  • Manik Barbhuiya

    Unique.

  • markjordahl

    Fascinating article. Your sentence “As in many developing countries, much of Ethiopia’s original forests have been cleared” could be extended to include the developed world, though. Only 2% of original forests in the US are still standing, and those are under threat. How much of the UK’s original forests still stand? Hardly any.

    • Lori Robinson

      Very good point about the forests in developed countries. I am glad you commented and that you found the article fascination. Thanks so much.

  • John

    When I was last in Eritrea i was told more than once that the extensive forests there and in Ethiopia were almost wiped out early in Italy’s occupation. Seven portable sawmills reportedly worked their way southwards to ship lumber out to Italy. The estimate was that 7% of the original forests remain.

    • Lori Robinson

      Interesting John. Thanks for sharing that information. Best, Lori

    • Jan Nyssen

      Nyssen, J., Mitiku Haile, Naudts, J., Munro, R.N., Poesen, J.,
      Moeyersons, J., Frankl, A., Deckers, J., Pankhurst, R., 2009. Desertification? Northern Ethiopia re-photographed after 140 years. Science
      of the Total Environment, 407: 2749 – 2755.

    • Jan Nyssen

      the story is a bit overdone; the main deforestation was done before the Italians came. historical photographs of 1868 show that the land was already as barren as it is nowadays. See the reference below.

  • janet

    Great article.
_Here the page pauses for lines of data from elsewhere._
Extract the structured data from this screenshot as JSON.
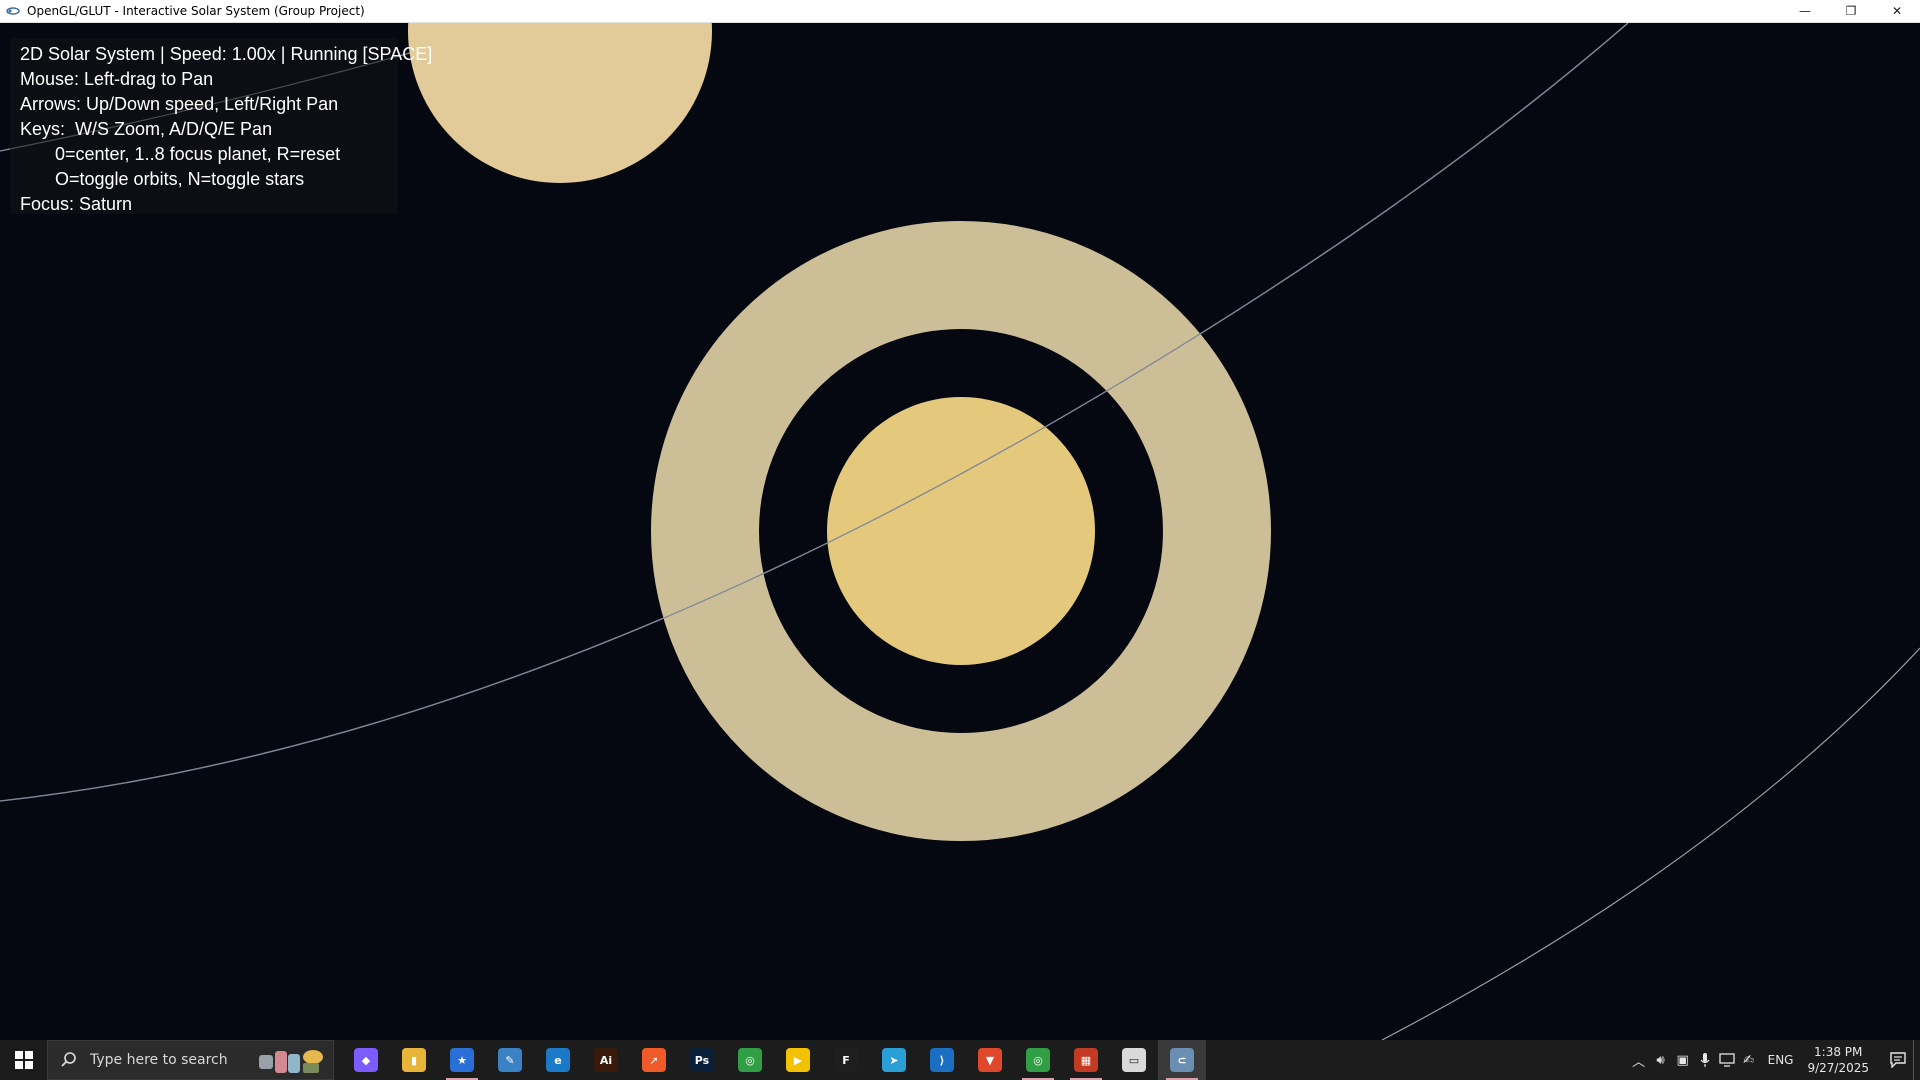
{
  "window": {
    "title": "OpenGL/GLUT - Interactive Solar System (Group Project)",
    "controls": {
      "minimize": "—",
      "restore": "❐",
      "close": "✕"
    }
  },
  "hud": {
    "status": "2D Solar System | Speed: 1.00x | Running [SPACE]",
    "mouse": "Mouse: Left-drag to Pan",
    "arrows": "Arrows: Up/Down speed, Left/Right Pan",
    "keys": "Keys:  W/S Zoom, A/D/Q/E Pan",
    "keys2": "0=center, 1..8 focus planet, R=reset",
    "keys3": "O=toggle orbits, N=toggle stars",
    "focus": "Focus: Saturn"
  },
  "scene": {
    "colors": {
      "background": "#050810",
      "saturn": "#e4c97d",
      "ring": "#ccbf98",
      "neighbor_planet": "#e2cb98",
      "orbit": "#8a8f9e"
    }
  },
  "taskbar": {
    "search_placeholder": "Type here to search",
    "apps": [
      {
        "name": "copilot-app",
        "icon": "copilot-icon",
        "color": "#7b5cff",
        "glyph": "◆"
      },
      {
        "name": "file-explorer-app",
        "icon": "file-folder-icon",
        "color": "#e8b53a",
        "glyph": "▮"
      },
      {
        "name": "starred-app",
        "icon": "star-icon",
        "color": "#2a6fd6",
        "glyph": "★",
        "underline": true
      },
      {
        "name": "notes-app",
        "icon": "notepad-icon",
        "color": "#3b82c4",
        "glyph": "✎"
      },
      {
        "name": "edge-browser",
        "icon": "edge-icon",
        "color": "#1b7ac8",
        "glyph": "e"
      },
      {
        "name": "illustrator-app",
        "icon": "illustrator-icon",
        "color": "#3a1a08",
        "glyph": "Ai"
      },
      {
        "name": "swift-app",
        "icon": "swift-icon",
        "color": "#f05a28",
        "glyph": "➚"
      },
      {
        "name": "photoshop-app",
        "icon": "photoshop-icon",
        "color": "#0a1f3a",
        "glyph": "Ps"
      },
      {
        "name": "chrome-browser",
        "icon": "chrome-icon",
        "color": "#2f9e44",
        "glyph": "◎"
      },
      {
        "name": "player-app",
        "icon": "player-icon",
        "color": "#f2c200",
        "glyph": "▶"
      },
      {
        "name": "figma-app",
        "icon": "figma-icon",
        "color": "#1e1e1e",
        "glyph": "F"
      },
      {
        "name": "telegram-app",
        "icon": "telegram-icon",
        "color": "#2a9fd6",
        "glyph": "➤"
      },
      {
        "name": "vscode-app",
        "icon": "vscode-icon",
        "color": "#1b6fc2",
        "glyph": "⟩"
      },
      {
        "name": "brave-browser",
        "icon": "brave-icon",
        "color": "#e0482b",
        "glyph": "▼"
      },
      {
        "name": "chrome-profile",
        "icon": "chrome-profile-icon",
        "color": "#2f9e44",
        "glyph": "◎",
        "underline": true
      },
      {
        "name": "windows-store",
        "icon": "store-icon",
        "color": "#c23b22",
        "glyph": "▦",
        "underline": true
      },
      {
        "name": "terminal-app",
        "icon": "terminal-icon",
        "color": "#d9d9d9",
        "glyph": "▭"
      },
      {
        "name": "opengl-window",
        "icon": "glut-icon",
        "color": "#6a8fb3",
        "glyph": "⊂",
        "active": true,
        "underline": true
      }
    ],
    "tray": {
      "language": "ENG",
      "time": "1:38 PM",
      "date": "9/27/2025"
    }
  }
}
I agree too. I always feel like nature and trees are like a church. I love the pictures of the roots. They are so magical.